▶ What to work on:
Return an exact copy of the entries, skipping any picture you find.

(Records supplied begins)

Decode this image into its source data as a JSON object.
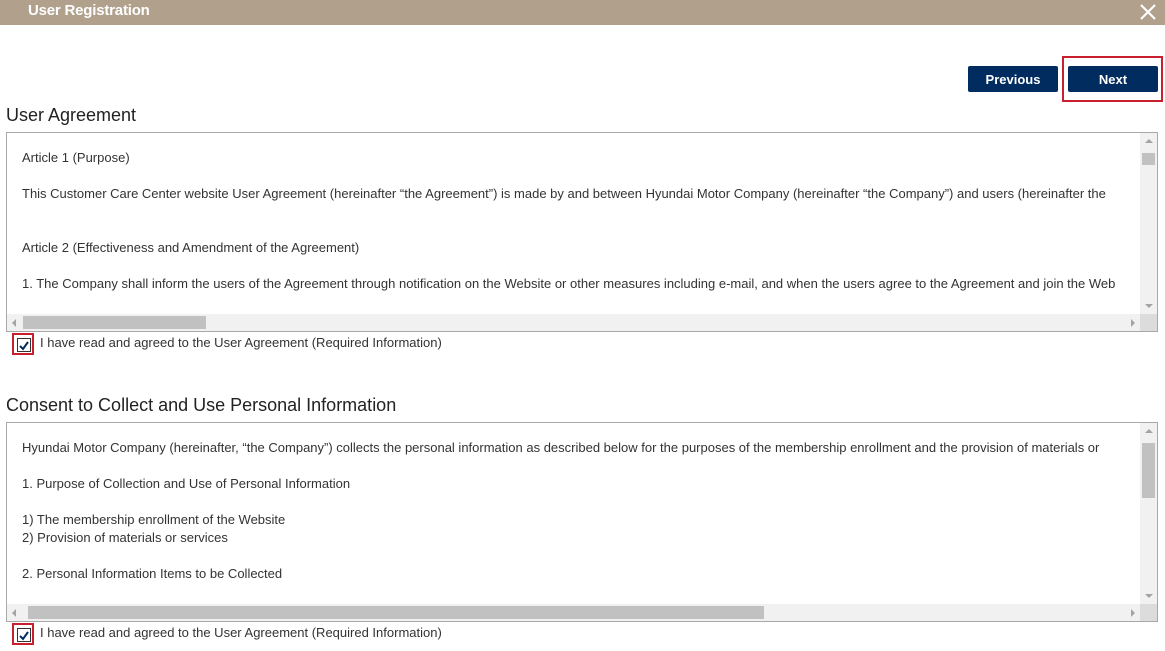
{
  "window": {
    "title": "User Registration",
    "close_icon": "close-icon"
  },
  "buttons": {
    "previous": "Previous",
    "next": "Next"
  },
  "agreement": {
    "title": "User Agreement",
    "paragraphs": [
      "Article 1 (Purpose)",
      "This Customer Care Center website User Agreement (hereinafter “the Agreement”) is made by and between Hyundai Motor Company (hereinafter “the Company”) and users (hereinafter the",
      "Article 2 (Effectiveness and Amendment of the Agreement)",
      "1. The Company shall inform the users of the Agreement through notification on the Website or other measures including e-mail, and when the users agree to the Agreement and join the Web"
    ],
    "checkbox_label": "I have read and agreed to the User Agreement (Required Information)",
    "checked": true
  },
  "consent": {
    "title": "Consent to Collect and Use Personal Information",
    "paragraphs": [
      "Hyundai Motor Company (hereinafter, “the Company”) collects the personal information as described below for the purposes of the membership enrollment and the provision of materials or",
      "1. Purpose of Collection and Use of Personal Information",
      "1) The membership enrollment of the Website",
      "2) Provision of materials or services",
      "2. Personal Information Items to be Collected"
    ],
    "checkbox_label": "I have read and agreed to the User Agreement (Required Information)",
    "checked": true
  },
  "colors": {
    "header": "#b1a18c",
    "button": "#002c5f",
    "highlight": "#c8202f"
  }
}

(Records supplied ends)

▶ Exercise output:
Decode this image into its source data as a JSON object.
{
  "window": {
    "title": "User Registration",
    "close_icon": "close-icon"
  },
  "buttons": {
    "previous": "Previous",
    "next": "Next"
  },
  "agreement": {
    "title": "User Agreement",
    "paragraphs": [
      "Article 1 (Purpose)",
      "This Customer Care Center website User Agreement (hereinafter “the Agreement”) is made by and between Hyundai Motor Company (hereinafter “the Company”) and users (hereinafter the",
      "Article 2 (Effectiveness and Amendment of the Agreement)",
      "1. The Company shall inform the users of the Agreement through notification on the Website or other measures including e-mail, and when the users agree to the Agreement and join the Web"
    ],
    "checkbox_label": "I have read and agreed to the User Agreement (Required Information)",
    "checked": true
  },
  "consent": {
    "title": "Consent to Collect and Use Personal Information",
    "paragraphs": [
      "Hyundai Motor Company (hereinafter, “the Company”) collects the personal information as described below for the purposes of the membership enrollment and the provision of materials or",
      "1. Purpose of Collection and Use of Personal Information",
      "1) The membership enrollment of the Website",
      "2) Provision of materials or services",
      "2. Personal Information Items to be Collected"
    ],
    "checkbox_label": "I have read and agreed to the User Agreement (Required Information)",
    "checked": true
  },
  "colors": {
    "header": "#b1a18c",
    "button": "#002c5f",
    "highlight": "#c8202f"
  }
}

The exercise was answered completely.